Instead, after mile eight’s momentary downwind letup, that brainpower was engaged in scanning for a moving wind block as we turned east and then north for the upwind ride along the white-capped sea. The block I found was moving slower than I’d have wished, but a little back-of-the-envelope cogitation told me I’d be better off slacking the next mile and getting half of it paid for than trying to fight it out solo. My unwitting target caught on quickly to the plan and turned witting, and we traded off air resistance abuse duty till things calmed down by coming ashore through the seawall gates. It was a bit of a Faustian bargain, but well worth it.
Rounding a bend, there it was. And? I laughed in its general direction. I offered it no respect. I began shouting – yes, shouting – to tell it, to tell those runners around me, to tell the world that you are not a hill. You are a mere bunny slope. And I proceeded to slay it, dropping my pace down to early race levels, mentally finding the power to drive right though it such that when the last turns arrived just before the finish, my form – at least to me – seemed utterly shot, all energy spent just at the right time (though the professional race photo that I actually paid for just to get a good shot in the new CMS Blue still looked pretty good). No point in leaving it on the course, right?
As a team, we didn’t win. We didn’t come close. Fifth place, in fact, and that twelve seconds delay to the start that I’d worried about had no consequence whatsoever. But our fifth would have been at least seventh without my grunting, wheezing roll across the line in a time that, on an age-graded basis, ranked as my best half, and slotted me a solid number two for the Boys in Blue. More importantly for me was the simple fact that we actually had a seniors team, a real-live full scoring team, a team that someone organized and made an effort to fill out. That was, in a word, cool. And motivating.
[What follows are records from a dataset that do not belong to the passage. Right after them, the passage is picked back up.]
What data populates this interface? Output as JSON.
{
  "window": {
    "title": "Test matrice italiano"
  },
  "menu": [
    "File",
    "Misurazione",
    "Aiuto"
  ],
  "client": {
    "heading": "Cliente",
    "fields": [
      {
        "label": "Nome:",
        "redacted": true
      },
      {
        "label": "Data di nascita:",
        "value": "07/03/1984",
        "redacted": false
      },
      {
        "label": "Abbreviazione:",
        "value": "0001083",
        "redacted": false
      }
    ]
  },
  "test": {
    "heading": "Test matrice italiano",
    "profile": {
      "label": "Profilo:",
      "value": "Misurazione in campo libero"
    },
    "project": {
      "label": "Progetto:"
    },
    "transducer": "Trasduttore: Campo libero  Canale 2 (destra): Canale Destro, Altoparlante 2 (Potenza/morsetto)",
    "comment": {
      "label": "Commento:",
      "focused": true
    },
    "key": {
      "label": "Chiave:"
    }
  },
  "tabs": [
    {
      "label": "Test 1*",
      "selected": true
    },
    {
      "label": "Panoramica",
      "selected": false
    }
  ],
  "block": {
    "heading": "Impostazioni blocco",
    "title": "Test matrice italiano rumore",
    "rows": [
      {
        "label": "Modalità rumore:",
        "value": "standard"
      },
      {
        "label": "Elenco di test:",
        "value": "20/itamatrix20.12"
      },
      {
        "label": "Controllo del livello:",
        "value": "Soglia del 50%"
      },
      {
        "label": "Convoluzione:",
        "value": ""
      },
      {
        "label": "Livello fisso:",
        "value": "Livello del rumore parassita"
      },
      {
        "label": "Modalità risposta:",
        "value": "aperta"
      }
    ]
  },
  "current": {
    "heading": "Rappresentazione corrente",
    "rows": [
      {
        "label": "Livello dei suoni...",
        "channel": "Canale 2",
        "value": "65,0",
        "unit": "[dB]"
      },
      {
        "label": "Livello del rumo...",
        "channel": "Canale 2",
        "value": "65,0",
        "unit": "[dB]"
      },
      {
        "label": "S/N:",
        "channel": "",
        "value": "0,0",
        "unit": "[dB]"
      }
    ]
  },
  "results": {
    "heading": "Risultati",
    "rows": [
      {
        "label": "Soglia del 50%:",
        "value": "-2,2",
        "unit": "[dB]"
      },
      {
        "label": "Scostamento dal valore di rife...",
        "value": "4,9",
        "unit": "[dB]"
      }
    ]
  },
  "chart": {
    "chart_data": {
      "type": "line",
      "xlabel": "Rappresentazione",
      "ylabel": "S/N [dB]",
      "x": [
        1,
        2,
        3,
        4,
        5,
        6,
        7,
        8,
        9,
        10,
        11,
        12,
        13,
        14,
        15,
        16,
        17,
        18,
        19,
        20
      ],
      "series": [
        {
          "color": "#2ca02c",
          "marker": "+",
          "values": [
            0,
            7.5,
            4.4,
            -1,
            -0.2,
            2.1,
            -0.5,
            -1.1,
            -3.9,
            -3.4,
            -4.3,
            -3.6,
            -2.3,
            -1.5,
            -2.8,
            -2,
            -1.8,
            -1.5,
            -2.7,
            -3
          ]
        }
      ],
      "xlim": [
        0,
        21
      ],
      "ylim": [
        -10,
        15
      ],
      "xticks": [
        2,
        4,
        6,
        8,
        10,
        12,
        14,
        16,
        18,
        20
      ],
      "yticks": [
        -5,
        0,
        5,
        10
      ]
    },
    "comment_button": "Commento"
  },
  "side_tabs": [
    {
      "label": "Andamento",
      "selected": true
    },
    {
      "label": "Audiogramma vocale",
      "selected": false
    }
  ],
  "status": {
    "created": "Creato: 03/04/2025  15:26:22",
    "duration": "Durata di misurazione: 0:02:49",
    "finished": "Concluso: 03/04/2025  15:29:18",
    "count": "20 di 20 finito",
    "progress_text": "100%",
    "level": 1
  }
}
Follow-Up Department: Yes, the clamshells arrived! Shell Number Six now stands in honor with its compatriots in the cluttered realm that is my office, my lair, and my lonely writer’s garret. Someday I must meet the artist, these things really are nicely done!